Task item: Word for word, set down the listing that appears after this line.

Material provided:
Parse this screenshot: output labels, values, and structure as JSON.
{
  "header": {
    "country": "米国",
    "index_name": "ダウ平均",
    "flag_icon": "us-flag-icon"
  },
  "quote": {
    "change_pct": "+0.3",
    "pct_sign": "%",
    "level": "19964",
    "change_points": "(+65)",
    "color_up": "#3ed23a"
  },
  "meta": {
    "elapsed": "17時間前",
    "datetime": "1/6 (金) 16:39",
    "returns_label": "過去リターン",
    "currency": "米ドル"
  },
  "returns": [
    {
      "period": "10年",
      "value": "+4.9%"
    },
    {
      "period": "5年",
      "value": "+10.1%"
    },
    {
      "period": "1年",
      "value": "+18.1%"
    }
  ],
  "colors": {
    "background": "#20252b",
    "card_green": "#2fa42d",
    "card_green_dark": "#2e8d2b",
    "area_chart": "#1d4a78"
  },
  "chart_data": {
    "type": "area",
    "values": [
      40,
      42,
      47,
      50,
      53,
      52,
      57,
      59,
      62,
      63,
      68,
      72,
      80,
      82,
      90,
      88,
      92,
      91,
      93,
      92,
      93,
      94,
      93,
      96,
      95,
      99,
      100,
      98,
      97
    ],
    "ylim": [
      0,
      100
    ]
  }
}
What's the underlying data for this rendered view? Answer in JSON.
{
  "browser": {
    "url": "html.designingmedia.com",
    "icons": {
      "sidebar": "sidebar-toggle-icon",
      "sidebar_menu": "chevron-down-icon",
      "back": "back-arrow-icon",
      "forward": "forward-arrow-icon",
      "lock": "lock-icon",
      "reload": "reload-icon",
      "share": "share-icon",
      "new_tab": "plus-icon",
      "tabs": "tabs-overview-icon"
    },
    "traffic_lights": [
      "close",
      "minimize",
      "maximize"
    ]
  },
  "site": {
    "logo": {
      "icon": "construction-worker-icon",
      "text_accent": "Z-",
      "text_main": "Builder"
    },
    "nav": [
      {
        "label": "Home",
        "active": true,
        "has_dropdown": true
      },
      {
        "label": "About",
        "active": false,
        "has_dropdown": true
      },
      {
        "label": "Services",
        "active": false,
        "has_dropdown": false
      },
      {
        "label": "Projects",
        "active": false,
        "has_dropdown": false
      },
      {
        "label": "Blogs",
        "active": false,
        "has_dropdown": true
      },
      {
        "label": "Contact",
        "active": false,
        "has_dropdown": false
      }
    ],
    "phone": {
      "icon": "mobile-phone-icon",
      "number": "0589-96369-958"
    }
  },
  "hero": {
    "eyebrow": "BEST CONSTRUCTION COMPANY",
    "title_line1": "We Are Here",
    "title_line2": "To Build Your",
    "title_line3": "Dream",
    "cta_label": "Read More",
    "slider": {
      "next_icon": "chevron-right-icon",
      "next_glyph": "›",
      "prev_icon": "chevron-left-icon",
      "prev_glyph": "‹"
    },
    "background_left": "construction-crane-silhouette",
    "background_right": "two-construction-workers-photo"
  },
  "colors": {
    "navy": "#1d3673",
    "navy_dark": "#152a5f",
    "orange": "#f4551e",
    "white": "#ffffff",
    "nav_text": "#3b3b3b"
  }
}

Solved exercise:
Parse this screenshot: output labels, values, and structure as JSON.
{
  "header": {
    "country": "米国",
    "index_name": "ダウ平均",
    "flag_icon": "us-flag-icon"
  },
  "quote": {
    "change_pct": "+0.3",
    "pct_sign": "%",
    "level": "19964",
    "change_points": "(+65)",
    "color_up": "#3ed23a"
  },
  "meta": {
    "elapsed": "17時間前",
    "datetime": "1/6 (金) 16:39",
    "returns_label": "過去リターン",
    "currency": "米ドル"
  },
  "returns": [
    {
      "period": "10年",
      "value": "+4.9%"
    },
    {
      "period": "5年",
      "value": "+10.1%"
    },
    {
      "period": "1年",
      "value": "+18.1%"
    }
  ],
  "colors": {
    "background": "#20252b",
    "card_green": "#2fa42d",
    "card_green_dark": "#2e8d2b",
    "area_chart": "#1d4a78"
  },
  "chart_data": {
    "type": "area",
    "values": [
      40,
      42,
      47,
      50,
      53,
      52,
      57,
      59,
      62,
      63,
      68,
      72,
      80,
      82,
      90,
      88,
      92,
      91,
      93,
      92,
      93,
      94,
      93,
      96,
      95,
      99,
      100,
      98,
      97
    ],
    "ylim": [
      0,
      100
    ]
  }
}
What's the underlying data for this rendered view? Answer in JSON.
{
  "browser": {
    "url": "html.designingmedia.com",
    "icons": {
      "sidebar": "sidebar-toggle-icon",
      "sidebar_menu": "chevron-down-icon",
      "back": "back-arrow-icon",
      "forward": "forward-arrow-icon",
      "lock": "lock-icon",
      "reload": "reload-icon",
      "share": "share-icon",
      "new_tab": "plus-icon",
      "tabs": "tabs-overview-icon"
    },
    "traffic_lights": [
      "close",
      "minimize",
      "maximize"
    ]
  },
  "site": {
    "logo": {
      "icon": "construction-worker-icon",
      "text_accent": "Z-",
      "text_main": "Builder"
    },
    "nav": [
      {
        "label": "Home",
        "active": true,
        "has_dropdown": true
      },
      {
        "label": "About",
        "active": false,
        "has_dropdown": true
      },
      {
        "label": "Services",
        "active": false,
        "has_dropdown": false
      },
      {
        "label": "Projects",
        "active": false,
        "has_dropdown": false
      },
      {
        "label": "Blogs",
        "active": false,
        "has_dropdown": true
      },
      {
        "label": "Contact",
        "active": false,
        "has_dropdown": false
      }
    ],
    "phone": {
      "icon": "mobile-phone-icon",
      "number": "0589-96369-958"
    }
  },
  "hero": {
    "eyebrow": "BEST CONSTRUCTION COMPANY",
    "title_line1": "We Are Here",
    "title_line2": "To Build Your",
    "title_line3": "Dream",
    "cta_label": "Read More",
    "slider": {
      "next_icon": "chevron-right-icon",
      "next_glyph": "›",
      "prev_icon": "chevron-left-icon",
      "prev_glyph": "‹"
    },
    "background_left": "construction-crane-silhouette",
    "background_right": "two-construction-workers-photo"
  },
  "colors": {
    "navy": "#1d3673",
    "navy_dark": "#152a5f",
    "orange": "#f4551e",
    "white": "#ffffff",
    "nav_text": "#3b3b3b"
  }
}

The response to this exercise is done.